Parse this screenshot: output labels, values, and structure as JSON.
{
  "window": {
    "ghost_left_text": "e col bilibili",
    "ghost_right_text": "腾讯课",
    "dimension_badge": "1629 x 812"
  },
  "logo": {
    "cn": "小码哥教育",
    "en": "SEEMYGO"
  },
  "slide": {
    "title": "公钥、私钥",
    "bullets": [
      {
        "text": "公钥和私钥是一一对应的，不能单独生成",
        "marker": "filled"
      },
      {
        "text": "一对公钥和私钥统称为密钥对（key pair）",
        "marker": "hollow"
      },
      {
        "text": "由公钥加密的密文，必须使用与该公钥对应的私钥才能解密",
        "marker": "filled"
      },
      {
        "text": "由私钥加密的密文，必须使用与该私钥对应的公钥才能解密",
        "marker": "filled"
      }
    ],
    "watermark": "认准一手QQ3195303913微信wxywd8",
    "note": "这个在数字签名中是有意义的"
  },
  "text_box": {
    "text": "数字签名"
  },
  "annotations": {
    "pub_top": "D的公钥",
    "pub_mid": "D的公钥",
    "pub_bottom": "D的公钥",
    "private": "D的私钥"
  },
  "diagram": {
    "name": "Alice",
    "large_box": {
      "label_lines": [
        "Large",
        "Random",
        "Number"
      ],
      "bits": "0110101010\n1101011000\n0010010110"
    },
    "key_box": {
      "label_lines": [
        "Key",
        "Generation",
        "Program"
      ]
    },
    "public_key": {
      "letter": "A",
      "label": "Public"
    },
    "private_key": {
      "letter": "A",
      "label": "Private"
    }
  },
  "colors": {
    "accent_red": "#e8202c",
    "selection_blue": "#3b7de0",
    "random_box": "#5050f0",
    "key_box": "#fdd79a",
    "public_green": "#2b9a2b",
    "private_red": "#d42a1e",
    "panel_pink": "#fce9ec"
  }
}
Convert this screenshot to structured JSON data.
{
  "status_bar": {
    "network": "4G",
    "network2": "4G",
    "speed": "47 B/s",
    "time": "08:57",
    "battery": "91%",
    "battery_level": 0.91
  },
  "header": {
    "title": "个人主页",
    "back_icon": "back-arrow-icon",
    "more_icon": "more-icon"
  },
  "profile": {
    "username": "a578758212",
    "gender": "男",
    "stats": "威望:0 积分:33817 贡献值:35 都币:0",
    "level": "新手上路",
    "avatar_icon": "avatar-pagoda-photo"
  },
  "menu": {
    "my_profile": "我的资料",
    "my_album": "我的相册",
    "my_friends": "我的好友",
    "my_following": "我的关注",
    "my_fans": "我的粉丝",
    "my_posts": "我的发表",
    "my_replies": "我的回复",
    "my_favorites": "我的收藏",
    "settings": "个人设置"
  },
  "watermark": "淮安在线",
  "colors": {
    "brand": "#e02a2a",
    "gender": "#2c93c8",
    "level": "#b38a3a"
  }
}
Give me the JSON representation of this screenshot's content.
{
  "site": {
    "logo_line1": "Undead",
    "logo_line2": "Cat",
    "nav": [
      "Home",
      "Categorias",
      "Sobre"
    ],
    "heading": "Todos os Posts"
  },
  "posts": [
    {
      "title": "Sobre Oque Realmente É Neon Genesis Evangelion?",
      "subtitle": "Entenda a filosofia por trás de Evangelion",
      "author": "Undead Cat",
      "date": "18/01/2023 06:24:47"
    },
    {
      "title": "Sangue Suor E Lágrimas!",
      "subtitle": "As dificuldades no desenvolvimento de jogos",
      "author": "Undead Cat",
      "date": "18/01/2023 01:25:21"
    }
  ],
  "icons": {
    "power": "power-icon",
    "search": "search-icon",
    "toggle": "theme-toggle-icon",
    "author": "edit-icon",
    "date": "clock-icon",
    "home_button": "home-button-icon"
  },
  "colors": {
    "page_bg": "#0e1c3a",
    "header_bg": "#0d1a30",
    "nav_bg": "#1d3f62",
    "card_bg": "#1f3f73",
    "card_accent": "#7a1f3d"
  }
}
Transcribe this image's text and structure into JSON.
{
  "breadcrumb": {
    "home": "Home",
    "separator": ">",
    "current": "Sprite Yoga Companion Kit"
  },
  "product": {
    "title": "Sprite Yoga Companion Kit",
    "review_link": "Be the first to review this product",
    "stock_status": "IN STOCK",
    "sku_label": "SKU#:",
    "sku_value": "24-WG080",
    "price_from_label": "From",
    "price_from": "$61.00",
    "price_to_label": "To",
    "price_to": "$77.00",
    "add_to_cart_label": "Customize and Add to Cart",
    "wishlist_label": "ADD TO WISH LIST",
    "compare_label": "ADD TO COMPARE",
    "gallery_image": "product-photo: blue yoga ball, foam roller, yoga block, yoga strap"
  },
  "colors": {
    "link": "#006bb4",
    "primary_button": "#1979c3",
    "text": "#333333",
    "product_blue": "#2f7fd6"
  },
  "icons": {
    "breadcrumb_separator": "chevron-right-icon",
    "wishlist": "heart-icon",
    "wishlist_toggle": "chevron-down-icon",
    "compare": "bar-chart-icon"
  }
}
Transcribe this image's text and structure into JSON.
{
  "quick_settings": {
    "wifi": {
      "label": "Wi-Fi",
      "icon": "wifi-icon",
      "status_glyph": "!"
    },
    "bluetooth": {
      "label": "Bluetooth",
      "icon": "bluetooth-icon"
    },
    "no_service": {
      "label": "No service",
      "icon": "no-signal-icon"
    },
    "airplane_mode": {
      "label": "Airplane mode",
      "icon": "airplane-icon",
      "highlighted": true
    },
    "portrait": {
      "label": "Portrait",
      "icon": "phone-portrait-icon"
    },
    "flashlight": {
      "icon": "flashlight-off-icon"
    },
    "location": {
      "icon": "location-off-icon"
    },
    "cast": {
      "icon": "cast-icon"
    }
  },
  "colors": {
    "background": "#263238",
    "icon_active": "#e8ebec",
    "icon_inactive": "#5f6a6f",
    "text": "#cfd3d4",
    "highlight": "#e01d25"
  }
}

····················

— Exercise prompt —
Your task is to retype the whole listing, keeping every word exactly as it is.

— Solution to this problem —
Parse this screenshot: output labels, values, and structure as JSON.
{
  "window": {
    "ghost_left_text": "e col bilibili",
    "ghost_right_text": "腾讯课",
    "dimension_badge": "1629 x 812"
  },
  "logo": {
    "cn": "小码哥教育",
    "en": "SEEMYGO"
  },
  "slide": {
    "title": "公钥、私钥",
    "bullets": [
      {
        "text": "公钥和私钥是一一对应的，不能单独生成",
        "marker": "filled"
      },
      {
        "text": "一对公钥和私钥统称为密钥对（key pair）",
        "marker": "hollow"
      },
      {
        "text": "由公钥加密的密文，必须使用与该公钥对应的私钥才能解密",
        "marker": "filled"
      },
      {
        "text": "由私钥加密的密文，必须使用与该私钥对应的公钥才能解密",
        "marker": "filled"
      }
    ],
    "watermark": "认准一手QQ3195303913微信wxywd8",
    "note": "这个在数字签名中是有意义的"
  },
  "text_box": {
    "text": "数字签名"
  },
  "annotations": {
    "pub_top": "D的公钥",
    "pub_mid": "D的公钥",
    "pub_bottom": "D的公钥",
    "private": "D的私钥"
  },
  "diagram": {
    "name": "Alice",
    "large_box": {
      "label_lines": [
        "Large",
        "Random",
        "Number"
      ],
      "bits": "0110101010\n1101011000\n0010010110"
    },
    "key_box": {
      "label_lines": [
        "Key",
        "Generation",
        "Program"
      ]
    },
    "public_key": {
      "letter": "A",
      "label": "Public"
    },
    "private_key": {
      "letter": "A",
      "label": "Private"
    }
  },
  "colors": {
    "accent_red": "#e8202c",
    "selection_blue": "#3b7de0",
    "random_box": "#5050f0",
    "key_box": "#fdd79a",
    "public_green": "#2b9a2b",
    "private_red": "#d42a1e",
    "panel_pink": "#fce9ec"
  }
}
Convert this screenshot to structured JSON data.
{
  "status_bar": {
    "network": "4G",
    "network2": "4G",
    "speed": "47 B/s",
    "time": "08:57",
    "battery": "91%",
    "battery_level": 0.91
  },
  "header": {
    "title": "个人主页",
    "back_icon": "back-arrow-icon",
    "more_icon": "more-icon"
  },
  "profile": {
    "username": "a578758212",
    "gender": "男",
    "stats": "威望:0 积分:33817 贡献值:35 都币:0",
    "level": "新手上路",
    "avatar_icon": "avatar-pagoda-photo"
  },
  "menu": {
    "my_profile": "我的资料",
    "my_album": "我的相册",
    "my_friends": "我的好友",
    "my_following": "我的关注",
    "my_fans": "我的粉丝",
    "my_posts": "我的发表",
    "my_replies": "我的回复",
    "my_favorites": "我的收藏",
    "settings": "个人设置"
  },
  "watermark": "淮安在线",
  "colors": {
    "brand": "#e02a2a",
    "gender": "#2c93c8",
    "level": "#b38a3a"
  }
}
Give me the JSON representation of this screenshot's content.
{
  "site": {
    "logo_line1": "Undead",
    "logo_line2": "Cat",
    "nav": [
      "Home",
      "Categorias",
      "Sobre"
    ],
    "heading": "Todos os Posts"
  },
  "posts": [
    {
      "title": "Sobre Oque Realmente É Neon Genesis Evangelion?",
      "subtitle": "Entenda a filosofia por trás de Evangelion",
      "author": "Undead Cat",
      "date": "18/01/2023 06:24:47"
    },
    {
      "title": "Sangue Suor E Lágrimas!",
      "subtitle": "As dificuldades no desenvolvimento de jogos",
      "author": "Undead Cat",
      "date": "18/01/2023 01:25:21"
    }
  ],
  "icons": {
    "power": "power-icon",
    "search": "search-icon",
    "toggle": "theme-toggle-icon",
    "author": "edit-icon",
    "date": "clock-icon",
    "home_button": "home-button-icon"
  },
  "colors": {
    "page_bg": "#0e1c3a",
    "header_bg": "#0d1a30",
    "nav_bg": "#1d3f62",
    "card_bg": "#1f3f73",
    "card_accent": "#7a1f3d"
  }
}
Transcribe this image's text and structure into JSON.
{
  "breadcrumb": {
    "home": "Home",
    "separator": ">",
    "current": "Sprite Yoga Companion Kit"
  },
  "product": {
    "title": "Sprite Yoga Companion Kit",
    "review_link": "Be the first to review this product",
    "stock_status": "IN STOCK",
    "sku_label": "SKU#:",
    "sku_value": "24-WG080",
    "price_from_label": "From",
    "price_from": "$61.00",
    "price_to_label": "To",
    "price_to": "$77.00",
    "add_to_cart_label": "Customize and Add to Cart",
    "wishlist_label": "ADD TO WISH LIST",
    "compare_label": "ADD TO COMPARE",
    "gallery_image": "product-photo: blue yoga ball, foam roller, yoga block, yoga strap"
  },
  "colors": {
    "link": "#006bb4",
    "primary_button": "#1979c3",
    "text": "#333333",
    "product_blue": "#2f7fd6"
  },
  "icons": {
    "breadcrumb_separator": "chevron-right-icon",
    "wishlist": "heart-icon",
    "wishlist_toggle": "chevron-down-icon",
    "compare": "bar-chart-icon"
  }
}
Transcribe this image's text and structure into JSON.
{
  "quick_settings": {
    "wifi": {
      "label": "Wi-Fi",
      "icon": "wifi-icon",
      "status_glyph": "!"
    },
    "bluetooth": {
      "label": "Bluetooth",
      "icon": "bluetooth-icon"
    },
    "no_service": {
      "label": "No service",
      "icon": "no-signal-icon"
    },
    "airplane_mode": {
      "label": "Airplane mode",
      "icon": "airplane-icon",
      "highlighted": true
    },
    "portrait": {
      "label": "Portrait",
      "icon": "phone-portrait-icon"
    },
    "flashlight": {
      "icon": "flashlight-off-icon"
    },
    "location": {
      "icon": "location-off-icon"
    },
    "cast": {
      "icon": "cast-icon"
    }
  },
  "colors": {
    "background": "#263238",
    "icon_active": "#e8ebec",
    "icon_inactive": "#5f6a6f",
    "text": "#cfd3d4",
    "highlight": "#e01d25"
  }
}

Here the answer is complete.